### Work required
Each line of the data below must be reproduced without any change.

[Records from a data collection]

⁂

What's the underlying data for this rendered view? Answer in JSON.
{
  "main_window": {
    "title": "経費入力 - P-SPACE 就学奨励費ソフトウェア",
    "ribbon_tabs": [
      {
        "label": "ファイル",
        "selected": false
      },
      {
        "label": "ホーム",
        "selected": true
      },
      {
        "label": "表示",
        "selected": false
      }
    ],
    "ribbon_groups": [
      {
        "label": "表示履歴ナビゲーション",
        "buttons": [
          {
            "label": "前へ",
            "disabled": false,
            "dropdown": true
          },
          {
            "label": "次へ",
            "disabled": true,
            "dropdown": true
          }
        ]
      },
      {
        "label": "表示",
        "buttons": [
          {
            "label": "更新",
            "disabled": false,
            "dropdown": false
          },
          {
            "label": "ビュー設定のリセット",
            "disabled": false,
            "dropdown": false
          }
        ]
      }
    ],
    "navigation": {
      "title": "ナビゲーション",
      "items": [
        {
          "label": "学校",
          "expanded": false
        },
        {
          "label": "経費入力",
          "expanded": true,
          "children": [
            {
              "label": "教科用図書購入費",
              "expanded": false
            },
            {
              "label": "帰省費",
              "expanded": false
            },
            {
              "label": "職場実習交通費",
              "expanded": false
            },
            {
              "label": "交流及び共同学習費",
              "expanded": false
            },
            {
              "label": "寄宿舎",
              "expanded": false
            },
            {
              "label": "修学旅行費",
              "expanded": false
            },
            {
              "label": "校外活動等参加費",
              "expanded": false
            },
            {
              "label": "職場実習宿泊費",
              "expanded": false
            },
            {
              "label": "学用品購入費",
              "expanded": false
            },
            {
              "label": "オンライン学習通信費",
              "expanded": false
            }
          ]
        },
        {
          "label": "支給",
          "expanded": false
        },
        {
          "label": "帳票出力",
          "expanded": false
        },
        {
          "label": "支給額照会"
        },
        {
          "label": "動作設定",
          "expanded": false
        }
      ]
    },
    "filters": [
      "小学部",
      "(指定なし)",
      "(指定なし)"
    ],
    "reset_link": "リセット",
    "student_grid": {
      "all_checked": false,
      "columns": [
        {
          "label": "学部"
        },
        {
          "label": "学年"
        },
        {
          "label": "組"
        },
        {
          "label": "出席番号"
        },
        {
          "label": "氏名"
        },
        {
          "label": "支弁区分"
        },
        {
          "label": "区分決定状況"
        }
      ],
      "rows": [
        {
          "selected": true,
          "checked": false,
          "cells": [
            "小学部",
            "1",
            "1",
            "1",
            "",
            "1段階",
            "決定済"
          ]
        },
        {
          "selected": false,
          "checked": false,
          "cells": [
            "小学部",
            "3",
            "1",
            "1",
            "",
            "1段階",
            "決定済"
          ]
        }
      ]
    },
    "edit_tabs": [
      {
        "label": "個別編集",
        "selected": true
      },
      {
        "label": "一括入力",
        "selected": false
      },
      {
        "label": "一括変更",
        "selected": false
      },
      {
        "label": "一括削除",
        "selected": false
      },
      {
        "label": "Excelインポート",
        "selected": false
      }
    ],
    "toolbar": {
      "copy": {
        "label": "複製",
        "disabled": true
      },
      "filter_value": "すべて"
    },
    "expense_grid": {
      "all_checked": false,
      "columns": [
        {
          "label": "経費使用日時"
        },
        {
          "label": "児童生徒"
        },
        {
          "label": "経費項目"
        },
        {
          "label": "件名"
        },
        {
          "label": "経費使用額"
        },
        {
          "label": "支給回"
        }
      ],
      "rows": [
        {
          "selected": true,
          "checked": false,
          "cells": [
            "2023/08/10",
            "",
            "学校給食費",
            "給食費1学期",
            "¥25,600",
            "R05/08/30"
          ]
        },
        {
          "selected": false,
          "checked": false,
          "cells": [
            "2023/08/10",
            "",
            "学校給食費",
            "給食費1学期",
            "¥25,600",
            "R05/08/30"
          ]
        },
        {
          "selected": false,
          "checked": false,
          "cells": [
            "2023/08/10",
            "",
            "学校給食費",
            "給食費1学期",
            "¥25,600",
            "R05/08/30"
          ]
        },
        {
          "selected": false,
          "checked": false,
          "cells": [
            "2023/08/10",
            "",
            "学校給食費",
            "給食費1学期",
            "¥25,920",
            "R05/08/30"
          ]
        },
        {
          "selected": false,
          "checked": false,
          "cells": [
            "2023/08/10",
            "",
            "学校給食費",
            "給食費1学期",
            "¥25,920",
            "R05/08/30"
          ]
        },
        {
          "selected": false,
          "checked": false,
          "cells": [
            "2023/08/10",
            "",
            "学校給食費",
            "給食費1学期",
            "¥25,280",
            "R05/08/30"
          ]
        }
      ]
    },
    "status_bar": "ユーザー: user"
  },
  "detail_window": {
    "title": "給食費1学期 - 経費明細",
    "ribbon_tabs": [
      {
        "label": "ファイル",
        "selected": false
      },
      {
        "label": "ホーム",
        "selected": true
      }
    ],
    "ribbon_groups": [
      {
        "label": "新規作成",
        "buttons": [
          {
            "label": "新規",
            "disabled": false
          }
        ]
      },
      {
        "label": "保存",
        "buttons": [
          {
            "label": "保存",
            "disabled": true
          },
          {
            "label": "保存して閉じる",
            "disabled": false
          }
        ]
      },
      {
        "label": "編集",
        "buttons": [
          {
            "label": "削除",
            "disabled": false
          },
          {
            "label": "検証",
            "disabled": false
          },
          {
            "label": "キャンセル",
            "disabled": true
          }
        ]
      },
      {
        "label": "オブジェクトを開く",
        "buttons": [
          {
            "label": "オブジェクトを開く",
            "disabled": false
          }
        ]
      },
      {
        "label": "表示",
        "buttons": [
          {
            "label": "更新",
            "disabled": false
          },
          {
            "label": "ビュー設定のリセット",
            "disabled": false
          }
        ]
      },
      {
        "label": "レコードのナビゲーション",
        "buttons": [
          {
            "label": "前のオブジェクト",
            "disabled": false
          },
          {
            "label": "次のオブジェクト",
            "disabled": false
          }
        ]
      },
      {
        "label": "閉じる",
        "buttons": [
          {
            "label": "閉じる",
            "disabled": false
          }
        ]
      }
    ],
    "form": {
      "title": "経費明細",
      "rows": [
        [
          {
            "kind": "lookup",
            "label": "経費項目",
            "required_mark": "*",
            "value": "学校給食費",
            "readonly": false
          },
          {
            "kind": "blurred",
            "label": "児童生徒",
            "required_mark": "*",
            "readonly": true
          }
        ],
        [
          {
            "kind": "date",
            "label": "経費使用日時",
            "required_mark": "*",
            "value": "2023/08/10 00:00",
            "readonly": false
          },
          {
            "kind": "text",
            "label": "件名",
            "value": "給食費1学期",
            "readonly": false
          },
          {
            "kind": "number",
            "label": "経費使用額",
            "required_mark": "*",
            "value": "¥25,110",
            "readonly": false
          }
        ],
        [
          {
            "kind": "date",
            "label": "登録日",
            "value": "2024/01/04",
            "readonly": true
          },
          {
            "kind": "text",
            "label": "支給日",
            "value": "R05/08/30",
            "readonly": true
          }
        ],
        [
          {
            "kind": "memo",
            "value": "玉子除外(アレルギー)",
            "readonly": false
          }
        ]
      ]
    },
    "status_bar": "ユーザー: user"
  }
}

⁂

### Answer to this problem
What's the underlying data for this rendered view? Answer in JSON.
{
  "main_window": {
    "title": "経費入力 - P-SPACE 就学奨励費ソフトウェア",
    "ribbon_tabs": [
      {
        "label": "ファイル",
        "selected": false
      },
      {
        "label": "ホーム",
        "selected": true
      },
      {
        "label": "表示",
        "selected": false
      }
    ],
    "ribbon_groups": [
      {
        "label": "表示履歴ナビゲーション",
        "buttons": [
          {
            "label": "前へ",
            "disabled": false,
            "dropdown": true
          },
          {
            "label": "次へ",
            "disabled": true,
            "dropdown": true
          }
        ]
      },
      {
        "label": "表示",
        "buttons": [
          {
            "label": "更新",
            "disabled": false,
            "dropdown": false
          },
          {
            "label": "ビュー設定のリセット",
            "disabled": false,
            "dropdown": false
          }
        ]
      }
    ],
    "navigation": {
      "title": "ナビゲーション",
      "items": [
        {
          "label": "学校",
          "expanded": false
        },
        {
          "label": "経費入力",
          "expanded": true,
          "children": [
            {
              "label": "教科用図書購入費",
              "expanded": false
            },
            {
              "label": "帰省費",
              "expanded": false
            },
            {
              "label": "職場実習交通費",
              "expanded": false
            },
            {
              "label": "交流及び共同学習費",
              "expanded": false
            },
            {
              "label": "寄宿舎",
              "expanded": false
            },
            {
              "label": "修学旅行費",
              "expanded": false
            },
            {
              "label": "校外活動等参加費",
              "expanded": false
            },
            {
              "label": "職場実習宿泊費",
              "expanded": false
            },
            {
              "label": "学用品購入費",
              "expanded": false
            },
            {
              "label": "オンライン学習通信費",
              "expanded": false
            }
          ]
        },
        {
          "label": "支給",
          "expanded": false
        },
        {
          "label": "帳票出力",
          "expanded": false
        },
        {
          "label": "支給額照会"
        },
        {
          "label": "動作設定",
          "expanded": false
        }
      ]
    },
    "filters": [
      "小学部",
      "(指定なし)",
      "(指定なし)"
    ],
    "reset_link": "リセット",
    "student_grid": {
      "all_checked": false,
      "columns": [
        {
          "label": "学部"
        },
        {
          "label": "学年"
        },
        {
          "label": "組"
        },
        {
          "label": "出席番号"
        },
        {
          "label": "氏名"
        },
        {
          "label": "支弁区分"
        },
        {
          "label": "区分決定状況"
        }
      ],
      "rows": [
        {
          "selected": true,
          "checked": false,
          "cells": [
            "小学部",
            "1",
            "1",
            "1",
            "",
            "1段階",
            "決定済"
          ]
        },
        {
          "selected": false,
          "checked": false,
          "cells": [
            "小学部",
            "3",
            "1",
            "1",
            "",
            "1段階",
            "決定済"
          ]
        }
      ]
    },
    "edit_tabs": [
      {
        "label": "個別編集",
        "selected": true
      },
      {
        "label": "一括入力",
        "selected": false
      },
      {
        "label": "一括変更",
        "selected": false
      },
      {
        "label": "一括削除",
        "selected": false
      },
      {
        "label": "Excelインポート",
        "selected": false
      }
    ],
    "toolbar": {
      "copy": {
        "label": "複製",
        "disabled": true
      },
      "filter_value": "すべて"
    },
    "expense_grid": {
      "all_checked": false,
      "columns": [
        {
          "label": "経費使用日時"
        },
        {
          "label": "児童生徒"
        },
        {
          "label": "経費項目"
        },
        {
          "label": "件名"
        },
        {
          "label": "経費使用額"
        },
        {
          "label": "支給回"
        }
      ],
      "rows": [
        {
          "selected": true,
          "checked": false,
          "cells": [
            "2023/08/10",
            "",
            "学校給食費",
            "給食費1学期",
            "¥25,600",
            "R05/08/30"
          ]
        },
        {
          "selected": false,
          "checked": false,
          "cells": [
            "2023/08/10",
            "",
            "学校給食費",
            "給食費1学期",
            "¥25,600",
            "R05/08/30"
          ]
        },
        {
          "selected": false,
          "checked": false,
          "cells": [
            "2023/08/10",
            "",
            "学校給食費",
            "給食費1学期",
            "¥25,600",
            "R05/08/30"
          ]
        },
        {
          "selected": false,
          "checked": false,
          "cells": [
            "2023/08/10",
            "",
            "学校給食費",
            "給食費1学期",
            "¥25,920",
            "R05/08/30"
          ]
        },
        {
          "selected": false,
          "checked": false,
          "cells": [
            "2023/08/10",
            "",
            "学校給食費",
            "給食費1学期",
            "¥25,920",
            "R05/08/30"
          ]
        },
        {
          "selected": false,
          "checked": false,
          "cells": [
            "2023/08/10",
            "",
            "学校給食費",
            "給食費1学期",
            "¥25,280",
            "R05/08/30"
          ]
        }
      ]
    },
    "status_bar": "ユーザー: user"
  },
  "detail_window": {
    "title": "給食費1学期 - 経費明細",
    "ribbon_tabs": [
      {
        "label": "ファイル",
        "selected": false
      },
      {
        "label": "ホーム",
        "selected": true
      }
    ],
    "ribbon_groups": [
      {
        "label": "新規作成",
        "buttons": [
          {
            "label": "新規",
            "disabled": false
          }
        ]
      },
      {
        "label": "保存",
        "buttons": [
          {
            "label": "保存",
            "disabled": true
          },
          {
            "label": "保存して閉じる",
            "disabled": false
          }
        ]
      },
      {
        "label": "編集",
        "buttons": [
          {
            "label": "削除",
            "disabled": false
          },
          {
            "label": "検証",
            "disabled": false
          },
          {
            "label": "キャンセル",
            "disabled": true
          }
        ]
      },
      {
        "label": "オブジェクトを開く",
        "buttons": [
          {
            "label": "オブジェクトを開く",
            "disabled": false
          }
        ]
      },
      {
        "label": "表示",
        "buttons": [
          {
            "label": "更新",
            "disabled": false
          },
          {
            "label": "ビュー設定のリセット",
            "disabled": false
          }
        ]
      },
      {
        "label": "レコードのナビゲーション",
        "buttons": [
          {
            "label": "前のオブジェクト",
            "disabled": false
          },
          {
            "label": "次のオブジェクト",
            "disabled": false
          }
        ]
      },
      {
        "label": "閉じる",
        "buttons": [
          {
            "label": "閉じる",
            "disabled": false
          }
        ]
      }
    ],
    "form": {
      "title": "経費明細",
      "rows": [
        [
          {
            "kind": "lookup",
            "label": "経費項目",
            "required_mark": "*",
            "value": "学校給食費",
            "readonly": false
          },
          {
            "kind": "blurred",
            "label": "児童生徒",
            "required_mark": "*",
            "readonly": true
          }
        ],
        [
          {
            "kind": "date",
            "label": "経費使用日時",
            "required_mark": "*",
            "value": "2023/08/10 00:00",
            "readonly": false
          },
          {
            "kind": "text",
            "label": "件名",
            "value": "給食費1学期",
            "readonly": false
          },
          {
            "kind": "number",
            "label": "経費使用額",
            "required_mark": "*",
            "value": "¥25,110",
            "readonly": false
          }
        ],
        [
          {
            "kind": "date",
            "label": "登録日",
            "value": "2024/01/04",
            "readonly": true
          },
          {
            "kind": "text",
            "label": "支給日",
            "value": "R05/08/30",
            "readonly": true
          }
        ],
        [
          {
            "kind": "memo",
            "value": "玉子除外(アレルギー)",
            "readonly": false
          }
        ]
      ]
    },
    "status_bar": "ユーザー: user"
  }
}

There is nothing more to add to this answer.